Can your minor children be called to testify in Florida divorce proceedings?
It is unsettling and maybe even frightening to think of putting your minor child on the stand in open court in your divorce or custody proceeding. The issues about which your child might have to testify concern the child’s future, private family matters and their parents’ disputes – things hard to talk about even in informal situations, especially when the subject is so personal and their words may upset either or both parents.
Court rule limits child witnesses
In family law proceedings, including divorces and those involving child custody (but not uncontested adoptions), Florida Family Law Rules of Procedure Rule 12.407 limits child involvement when the child is a potential witness or is related to the case. The court will not allow the child to testify or attend a deposition or court proceeding nor may such a child be subpoenaed to appear – unless the court first issues an order allowing the attendance or testimony because the court found evidence supporting “good cause” for that appearance.
This rule prevents a parent from hauling their child in to testify about sensitive matters without a judicial finding of good cause. The Court Commentary published alongside the rule explains that it is meant to avoid “unnecessary involvement” of minor kids in family law litigation. While a full prohibition on child testimony is not allowed because a parent may need the testimony so they get due process – a basic constitutional fairness requirement – at least the judge must decide first that the child’s testimony is “necessary and relevant to issues before the court,” explains the comment.
Florida courts allow judges to question children in chambers

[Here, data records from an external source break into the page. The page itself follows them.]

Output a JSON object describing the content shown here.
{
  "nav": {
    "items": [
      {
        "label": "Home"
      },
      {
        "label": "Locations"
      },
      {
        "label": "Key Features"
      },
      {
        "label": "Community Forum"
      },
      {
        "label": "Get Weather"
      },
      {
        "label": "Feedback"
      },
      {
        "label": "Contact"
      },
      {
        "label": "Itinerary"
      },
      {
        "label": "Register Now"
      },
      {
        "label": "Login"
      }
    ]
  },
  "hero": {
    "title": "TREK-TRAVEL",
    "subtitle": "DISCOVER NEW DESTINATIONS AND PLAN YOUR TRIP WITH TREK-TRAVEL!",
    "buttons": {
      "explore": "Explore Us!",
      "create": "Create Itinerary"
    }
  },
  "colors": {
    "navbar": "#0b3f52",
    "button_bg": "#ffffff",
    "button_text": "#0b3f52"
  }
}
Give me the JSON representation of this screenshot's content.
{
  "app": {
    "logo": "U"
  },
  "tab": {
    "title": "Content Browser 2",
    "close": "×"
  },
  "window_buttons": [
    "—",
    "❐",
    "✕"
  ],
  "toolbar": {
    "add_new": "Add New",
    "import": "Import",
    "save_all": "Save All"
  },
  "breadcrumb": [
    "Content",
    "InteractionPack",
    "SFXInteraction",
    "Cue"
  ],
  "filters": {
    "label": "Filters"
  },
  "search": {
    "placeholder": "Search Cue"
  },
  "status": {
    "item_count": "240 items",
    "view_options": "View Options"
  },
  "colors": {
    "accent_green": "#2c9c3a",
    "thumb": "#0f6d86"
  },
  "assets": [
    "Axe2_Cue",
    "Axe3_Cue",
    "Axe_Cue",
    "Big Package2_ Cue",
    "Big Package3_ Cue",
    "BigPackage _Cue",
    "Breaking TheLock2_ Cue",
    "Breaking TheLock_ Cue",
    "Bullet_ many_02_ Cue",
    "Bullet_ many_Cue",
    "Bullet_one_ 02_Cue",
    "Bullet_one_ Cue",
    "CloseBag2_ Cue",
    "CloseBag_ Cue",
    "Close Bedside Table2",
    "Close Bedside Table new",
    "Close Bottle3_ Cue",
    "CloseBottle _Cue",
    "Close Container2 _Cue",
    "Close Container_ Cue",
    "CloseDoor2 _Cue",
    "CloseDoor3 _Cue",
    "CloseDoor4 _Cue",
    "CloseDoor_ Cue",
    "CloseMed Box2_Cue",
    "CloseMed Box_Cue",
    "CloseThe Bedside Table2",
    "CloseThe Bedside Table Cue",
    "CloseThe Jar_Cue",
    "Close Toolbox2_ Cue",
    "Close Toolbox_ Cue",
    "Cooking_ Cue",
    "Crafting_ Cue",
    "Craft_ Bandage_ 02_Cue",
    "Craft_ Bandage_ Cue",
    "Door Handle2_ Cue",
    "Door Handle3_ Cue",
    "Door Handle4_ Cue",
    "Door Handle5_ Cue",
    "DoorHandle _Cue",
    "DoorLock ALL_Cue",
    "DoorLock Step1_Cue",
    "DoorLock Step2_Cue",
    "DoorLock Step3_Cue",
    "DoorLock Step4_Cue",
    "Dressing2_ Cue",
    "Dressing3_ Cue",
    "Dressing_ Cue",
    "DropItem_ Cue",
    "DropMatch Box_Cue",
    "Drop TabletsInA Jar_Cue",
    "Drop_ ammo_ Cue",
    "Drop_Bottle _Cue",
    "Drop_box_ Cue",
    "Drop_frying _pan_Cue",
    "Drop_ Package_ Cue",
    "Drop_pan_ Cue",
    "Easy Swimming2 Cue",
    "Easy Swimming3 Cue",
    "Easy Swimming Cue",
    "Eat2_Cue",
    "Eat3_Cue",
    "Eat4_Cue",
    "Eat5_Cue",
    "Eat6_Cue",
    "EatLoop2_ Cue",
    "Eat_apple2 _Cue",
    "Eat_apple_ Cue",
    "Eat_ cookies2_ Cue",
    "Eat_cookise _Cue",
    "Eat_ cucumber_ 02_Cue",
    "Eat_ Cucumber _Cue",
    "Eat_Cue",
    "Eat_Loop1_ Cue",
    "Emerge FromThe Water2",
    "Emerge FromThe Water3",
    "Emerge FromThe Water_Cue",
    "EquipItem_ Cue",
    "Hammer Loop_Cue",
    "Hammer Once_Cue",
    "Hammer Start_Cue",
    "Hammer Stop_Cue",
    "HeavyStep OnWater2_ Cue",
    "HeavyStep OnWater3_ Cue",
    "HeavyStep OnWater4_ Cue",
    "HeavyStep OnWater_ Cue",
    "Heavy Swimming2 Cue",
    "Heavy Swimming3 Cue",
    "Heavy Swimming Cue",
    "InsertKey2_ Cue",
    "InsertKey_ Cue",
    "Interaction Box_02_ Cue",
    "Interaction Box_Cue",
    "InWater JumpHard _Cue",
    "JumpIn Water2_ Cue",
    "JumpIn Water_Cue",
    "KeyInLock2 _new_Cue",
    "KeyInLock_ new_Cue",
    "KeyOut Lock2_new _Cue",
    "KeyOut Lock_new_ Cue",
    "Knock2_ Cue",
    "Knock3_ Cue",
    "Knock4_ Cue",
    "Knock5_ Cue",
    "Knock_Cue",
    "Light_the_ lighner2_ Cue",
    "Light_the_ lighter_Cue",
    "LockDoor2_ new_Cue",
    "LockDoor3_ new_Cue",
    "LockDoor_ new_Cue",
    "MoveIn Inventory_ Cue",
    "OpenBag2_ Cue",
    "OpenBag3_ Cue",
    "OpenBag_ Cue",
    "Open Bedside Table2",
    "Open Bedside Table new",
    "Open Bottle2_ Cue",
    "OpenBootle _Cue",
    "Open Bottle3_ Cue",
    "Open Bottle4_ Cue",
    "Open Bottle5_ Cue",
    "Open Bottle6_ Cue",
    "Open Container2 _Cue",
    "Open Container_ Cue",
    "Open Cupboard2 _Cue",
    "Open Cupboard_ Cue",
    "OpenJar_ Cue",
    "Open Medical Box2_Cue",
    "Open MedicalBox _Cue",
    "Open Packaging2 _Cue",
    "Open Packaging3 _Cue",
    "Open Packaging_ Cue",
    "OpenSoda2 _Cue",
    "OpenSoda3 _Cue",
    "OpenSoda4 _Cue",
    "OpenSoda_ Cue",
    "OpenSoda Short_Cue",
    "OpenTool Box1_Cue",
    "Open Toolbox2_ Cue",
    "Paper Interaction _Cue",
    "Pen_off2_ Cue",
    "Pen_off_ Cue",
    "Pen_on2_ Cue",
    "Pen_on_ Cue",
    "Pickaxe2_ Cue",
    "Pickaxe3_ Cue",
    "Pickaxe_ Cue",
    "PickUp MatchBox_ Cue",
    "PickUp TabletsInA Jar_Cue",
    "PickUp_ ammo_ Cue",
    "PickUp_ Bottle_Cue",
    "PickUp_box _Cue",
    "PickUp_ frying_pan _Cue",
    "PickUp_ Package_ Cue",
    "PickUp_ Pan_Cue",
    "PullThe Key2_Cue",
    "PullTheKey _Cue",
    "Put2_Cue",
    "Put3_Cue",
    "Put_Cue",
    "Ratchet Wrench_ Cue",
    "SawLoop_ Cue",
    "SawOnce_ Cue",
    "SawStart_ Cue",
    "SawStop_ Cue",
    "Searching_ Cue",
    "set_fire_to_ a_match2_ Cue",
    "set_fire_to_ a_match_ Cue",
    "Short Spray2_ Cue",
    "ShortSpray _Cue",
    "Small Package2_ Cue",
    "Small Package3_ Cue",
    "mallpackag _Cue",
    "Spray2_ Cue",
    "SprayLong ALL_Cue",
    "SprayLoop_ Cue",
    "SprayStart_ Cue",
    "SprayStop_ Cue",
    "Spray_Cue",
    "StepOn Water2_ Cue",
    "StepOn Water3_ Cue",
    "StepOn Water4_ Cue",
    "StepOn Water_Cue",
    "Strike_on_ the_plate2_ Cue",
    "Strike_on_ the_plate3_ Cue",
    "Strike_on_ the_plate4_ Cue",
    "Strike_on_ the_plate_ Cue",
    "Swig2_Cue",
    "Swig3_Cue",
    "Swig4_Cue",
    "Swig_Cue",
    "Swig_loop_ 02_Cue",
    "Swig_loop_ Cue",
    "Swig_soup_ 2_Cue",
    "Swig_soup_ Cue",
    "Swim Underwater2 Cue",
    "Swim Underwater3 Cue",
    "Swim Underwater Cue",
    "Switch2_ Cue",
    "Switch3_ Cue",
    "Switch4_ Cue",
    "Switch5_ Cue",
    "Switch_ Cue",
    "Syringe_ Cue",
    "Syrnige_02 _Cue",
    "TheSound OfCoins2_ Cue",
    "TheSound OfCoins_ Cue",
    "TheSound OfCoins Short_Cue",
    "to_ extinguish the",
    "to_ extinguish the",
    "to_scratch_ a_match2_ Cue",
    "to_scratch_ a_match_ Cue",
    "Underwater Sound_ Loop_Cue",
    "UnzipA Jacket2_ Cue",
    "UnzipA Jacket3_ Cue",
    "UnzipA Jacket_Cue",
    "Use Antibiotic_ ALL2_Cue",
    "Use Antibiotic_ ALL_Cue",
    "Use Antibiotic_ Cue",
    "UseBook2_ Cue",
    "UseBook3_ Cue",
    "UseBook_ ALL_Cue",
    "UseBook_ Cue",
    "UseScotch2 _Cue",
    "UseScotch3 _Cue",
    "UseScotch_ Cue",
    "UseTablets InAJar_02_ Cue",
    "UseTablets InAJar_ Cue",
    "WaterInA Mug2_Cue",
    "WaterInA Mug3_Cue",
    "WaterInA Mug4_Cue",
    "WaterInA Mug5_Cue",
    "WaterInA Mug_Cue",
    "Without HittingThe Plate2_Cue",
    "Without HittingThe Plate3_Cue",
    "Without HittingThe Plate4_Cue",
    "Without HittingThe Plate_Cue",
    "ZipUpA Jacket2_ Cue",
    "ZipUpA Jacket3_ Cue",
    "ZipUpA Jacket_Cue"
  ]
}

If the judge found good cause for a child’s testimony, the judge may decide to interview the child privately in chambers (the judge’s office) away from the courtroom. In the recent case of Talarico v. Talarico from the Florida District Court of Appeal, Third District, (not yet released for publication as of this Dec. 11 writing), the court explained that when shared parental responsibility (decision making responsibility for major life decisions for the child) is at issue, the court must consider the child’s “reasonable preference” if they are of “sufficient intelligence, understanding, and experience to express a preference.”
Yet, the court quoted a Virginia case that aptly noted that no one involved in the proceedings “[relish] the spectacle of a child testifying in open court as to his or her preference for one parent over another” and because it can be so emotionally traumatic, most states prefer an in-camera interview of the child instead. Also, Florida courts have noted that it might be hard to get the child’s true opinion about their parents in front of them.
The Talarico court said, however, that due process requires either that the interview be recorded or at least summarized for the parents so that they can challenge the content of the testimony in the proceeding. If the in-camera testimony of the child is the only evidence supporting a judge’s decision, it would not be fair for a parent against which the evidence goes because the parent could not present disputing evidence.